The first thing that we see happen to Bruce Wayne in Batman Begins involves a hole. He stands on what he presumes to be solid ground, until it gives way and sends him tumbling into a cave. In the cave, bats find him, frighten him, subdue him, and leave him cowering. Bruce has fallen, and at this stage in his life, he is too young, too weak to climb back out.

But it's okay, because Bruce has a protector. He has his father, who descends into the hole and comforts him, and then lifts him out. As he carries him home, he tries to impart a lesson on young Bruce. "Why do we fall?" he asks. "So that we fall so that we can learn to pick ourselves up." Bruce is free of the hole and safe from the bats, but not of his doing. He had a hero to save him.

And then his hero is struck down, and young Bruce is left adroft for the next decade of his life. He wanders around the world, trying to bury himself. Guilt haunts him. He is empty during this period of his life, like a shell of the man he could have been. His body was pulled out of that hole, but his spirit, his soul was left down there - left with the bats.

He returns to the same hole and descends again, and when he finds the bats, his soul and body are reunited, but he does not climb out. He stays in the hole, in the darkness, and in that darkness, Batman is born. Bruce boards up the hole, content that it has served its purpose, that it has made him stronger. And Batman, he believes, is to be his salvation.
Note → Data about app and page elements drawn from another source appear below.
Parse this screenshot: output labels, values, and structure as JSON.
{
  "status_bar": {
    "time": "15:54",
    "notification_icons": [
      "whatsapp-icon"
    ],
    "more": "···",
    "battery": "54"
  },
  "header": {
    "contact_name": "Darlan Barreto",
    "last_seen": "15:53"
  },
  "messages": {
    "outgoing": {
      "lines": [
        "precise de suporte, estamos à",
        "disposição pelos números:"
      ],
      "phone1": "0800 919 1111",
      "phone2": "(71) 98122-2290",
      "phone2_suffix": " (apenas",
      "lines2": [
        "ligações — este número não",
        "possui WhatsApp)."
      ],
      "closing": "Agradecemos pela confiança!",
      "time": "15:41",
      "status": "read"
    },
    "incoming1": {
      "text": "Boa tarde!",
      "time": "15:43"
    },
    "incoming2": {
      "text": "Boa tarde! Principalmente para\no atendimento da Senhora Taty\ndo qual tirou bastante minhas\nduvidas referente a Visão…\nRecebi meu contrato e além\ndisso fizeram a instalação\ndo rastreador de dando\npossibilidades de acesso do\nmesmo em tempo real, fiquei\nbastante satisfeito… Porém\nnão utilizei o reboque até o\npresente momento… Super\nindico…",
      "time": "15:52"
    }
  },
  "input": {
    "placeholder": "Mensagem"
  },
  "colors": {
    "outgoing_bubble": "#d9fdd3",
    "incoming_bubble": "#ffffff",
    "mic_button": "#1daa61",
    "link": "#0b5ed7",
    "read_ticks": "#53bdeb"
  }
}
But we never see him climb out of it. Because he doesn't.

There is no salvation in Batman for Bruce Wayne, only pain and the never-ending quest to slay the demon that he met when he was a child, a demon that frightened him and subdued him and that he believes he has conquered by wearing its skin. It's only when Gotham's court jester speaks the truth to him; when he corrupts its white knight; when he cuts the only rope Bruce had left for himself to climb out of that hole by murdering the woman he loves, that this truth can be known. When Batman defeats the Joker, and when he kills Harvey Dent saving Jim Gordon's son and then follows Dent's fall, taking the blame on himself, he finally acquires the means to do what he had been trying to do all those year away: he buries himself in that hole.

And he decays. When it becomes necessary, he lies to himself, tells himself that he hasn't, but the hole inside him has only grown, and it leads to his defeat at the hands of a younger, hungrier adversary.

When Bane imprisons Bruce Wayne in the Pit, Bruce is forced to face the truth that he never left it. One hole is as good as another, and the only time in all three films that he emerged from a hole was because his father pulled him out of it. But he has never climbed out. He has never shown himself worthy of climbing out. He is still the child, trapped, frightened, subdued. And only with this epiphany does he recall the words of his one-time savior: "Why do we fall?"

Only when he finally comes to terms with this lesson is he capable of climbing out of the Pit. And he does, stone by stone, step by step, until he has reached the point of no return. The bats emerge again, but this time they do not frighten him or subdue him. He has moved beyond them. And with them behind him, he closes his eyes and jumps.

He climbs out of the Pit, body and soul united, but in the light for the first time since he was a child. What follows - the bloody climax of the trilogy - is a mere formality. Bruce Wayne has healed himself. The hole in his heart is gone. After three films of falling, he has finally picked himself up.

This is not a trilogy about bats or clowns or superheroes or mercenaries. It is a trilogy of holes, of failing, and of how one man who has spent his life falling finds within himself the strength to rise.